As for the second example (notice the spelling and grammatical errors), the phisher tried to trick our email users into giving up their login credentials in order to resolve a non-existent technical problem.
Fortunately, many modern browsers are equipped with alerts that can warn users about deceptive sites, as ours did when we clicked the link in the email. But not all users are quite as lucky, and many are yet to be aware that such a method of deception exists.
The fact that there’s some psychology involved in phishing attacks, in the way they are crafted and manipulated, adds to their effectiveness. As James-Forbes May from Barracuda commented, “most phishing attacks try to inflict effect on human nature of being compassion, curious, desire to connect, respect for authority and some negative human nature of having fear, greed, temptations, and the fact that humans make mistakes and possess bad habits.”
How To Defend Against Phishing?
Defending against the threat of phishing requires several different tactics and best practices. Kerry Singleton from Cisco said that the number one way is to have an everyday comprehensive emails security solution.
“When you look at email security, first you need to look at block lists – to determine what things are legitimate and what things are fake. Next, you need to look at phishing as most email vendors incorporate AI and machine learning into the email security solutions to determine what is malicious and identify trusted domains. So, there is a lot of checks that take place in email security level as well around reputation,” he explained.
Kerry also emphasised the importance of having an effective anti-malware protection in place, as well as the use of techniques such as called sandboxing, which isolates unknown files and then analyses their behaviour to determine the files’ threat level.

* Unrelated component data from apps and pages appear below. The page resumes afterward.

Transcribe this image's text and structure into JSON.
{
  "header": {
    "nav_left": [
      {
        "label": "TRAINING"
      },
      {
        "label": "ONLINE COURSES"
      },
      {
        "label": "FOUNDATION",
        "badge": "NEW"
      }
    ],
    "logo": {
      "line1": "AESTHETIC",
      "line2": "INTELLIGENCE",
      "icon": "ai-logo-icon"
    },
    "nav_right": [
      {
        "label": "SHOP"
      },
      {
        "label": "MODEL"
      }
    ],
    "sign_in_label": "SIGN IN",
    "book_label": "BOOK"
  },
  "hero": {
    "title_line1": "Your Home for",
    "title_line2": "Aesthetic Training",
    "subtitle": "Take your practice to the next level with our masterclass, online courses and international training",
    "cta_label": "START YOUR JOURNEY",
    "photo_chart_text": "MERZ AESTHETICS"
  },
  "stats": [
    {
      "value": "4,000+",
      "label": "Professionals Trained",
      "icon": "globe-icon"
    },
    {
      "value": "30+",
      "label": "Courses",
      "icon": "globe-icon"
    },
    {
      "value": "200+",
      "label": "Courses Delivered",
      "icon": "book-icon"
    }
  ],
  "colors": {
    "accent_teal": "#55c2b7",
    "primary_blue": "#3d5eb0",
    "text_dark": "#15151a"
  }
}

Since humans are the main target of these attacks, some large organisations send “Phishing Simulation” emails to employees as an education tool in order to train them against cyber-attacks. “The objective is to educate them on how phishing emails hit targets and how a corporate network can be defended against such attacks. Anyone who clicks on the phishing link is brought to an employee training video to teach them how to avoid engaging with suspicious emails in the future,” he said.
Mirroring Kerry’s comments, James-Forbes May added that when it comes to training, “Be sure to involve senior managers and the C-level execs as these time-poor execs are often the worst offenders when it comes to clicking without thinking. Also, train part timers and consultants/partners/contractors. It doesn’t matter who clicks on that phishing link, it will be equally damaging.”

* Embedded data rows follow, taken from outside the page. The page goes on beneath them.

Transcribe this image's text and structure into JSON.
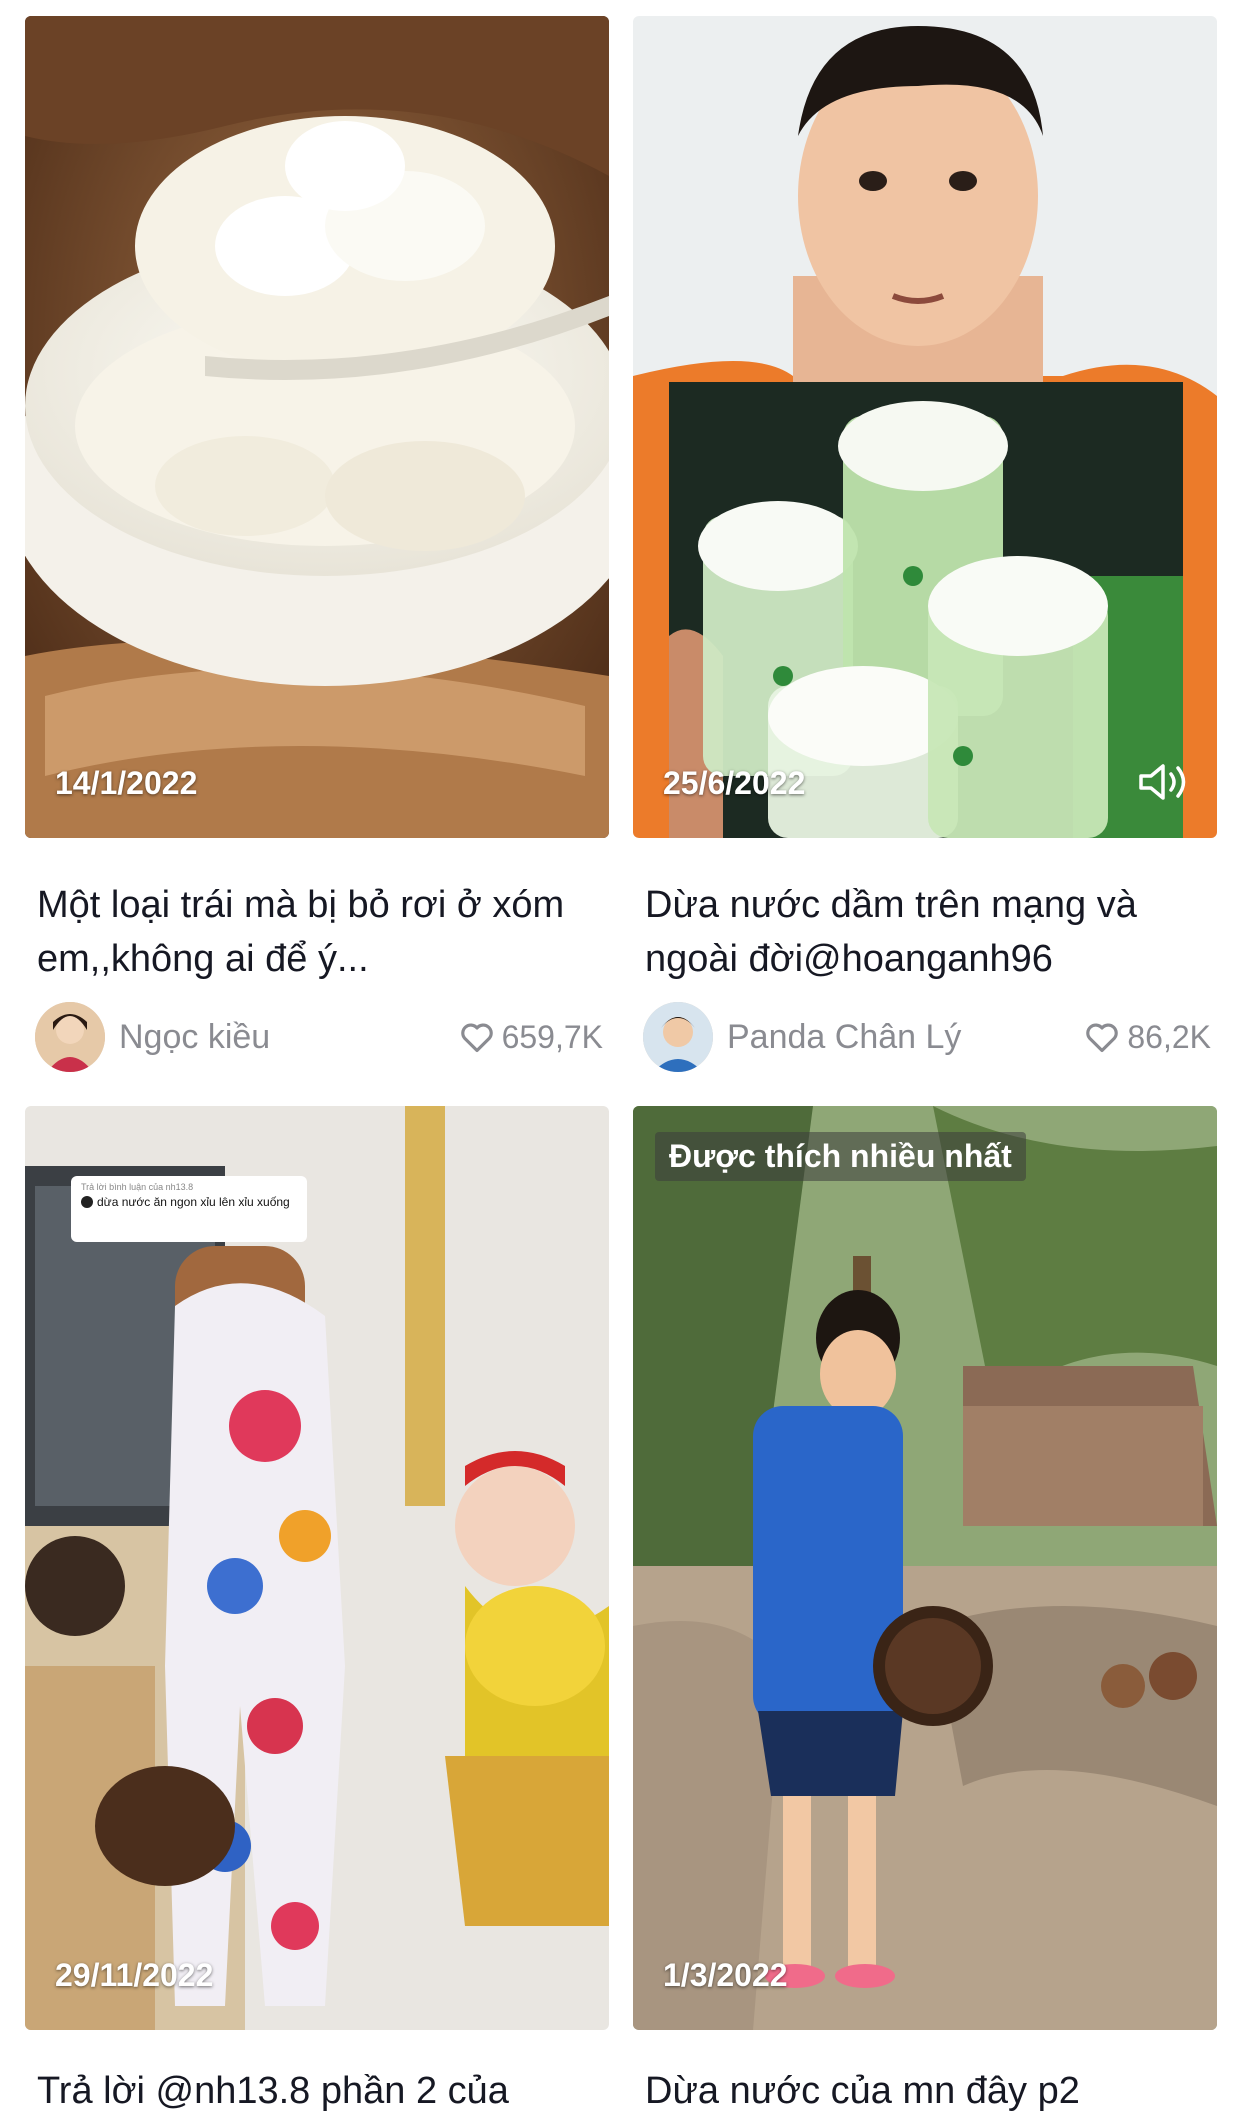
{
  "videos": [
    {
      "date": "14/1/2022",
      "caption": "Một loại trái mà bị bỏ rơi ở xóm em,,không ai để ý...",
      "author": "Ngọc kiều",
      "likes": "659,7K"
    },
    {
      "date": "25/6/2022",
      "caption": "Dừa nước dầm trên mạng và ngoài đời@hoanganh96",
      "author": "Panda Chân Lý",
      "likes": "86,2K",
      "sound_icon": "speaker-wave-icon"
    },
    {
      "date": "29/11/2022",
      "caption": "Trả lời @nh13.8 phần 2 của",
      "reply_overlay": {
        "header": "Trả lời bình luận của nh13.8",
        "text": "dừa nước ăn ngon xỉu lên xỉu xuống"
      }
    },
    {
      "date": "1/3/2022",
      "caption": "Dừa nước của mn đây p2",
      "badge": "Được thích nhiều nhất"
    }
  ],
  "icons": {
    "like": "heart-outline-icon",
    "sound": "speaker-wave-icon"
  },
  "colors": {
    "caption_text": "#161823",
    "meta_text": "#8a8b91",
    "background": "#ffffff"
  }
}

James also said that in addition to investing in the best email security tools and training staff, businesses should seriously consider using multi-factor authentication (MFA) because it will mean “the hackers can’t access accounts with just passwords, neutering their phishing efforts.”
Last but not least, Malwarebytes’ Jeff Hurmuses offered the following words of advice. “Never open any emails or links from unknown senders. Keep up to date with the latest software patches to protect vulnerabilities from being exploited, stay vigilant and be up to date with the latest software.”
“Technology is advancing and there is heightened awareness about phishing attacks; at the same time, attackers are adapting to the trends and coming up with new ways to infiltrate network systems. By keeping security networks well protected, it can ensure better safety against unwanted phishing attacks.”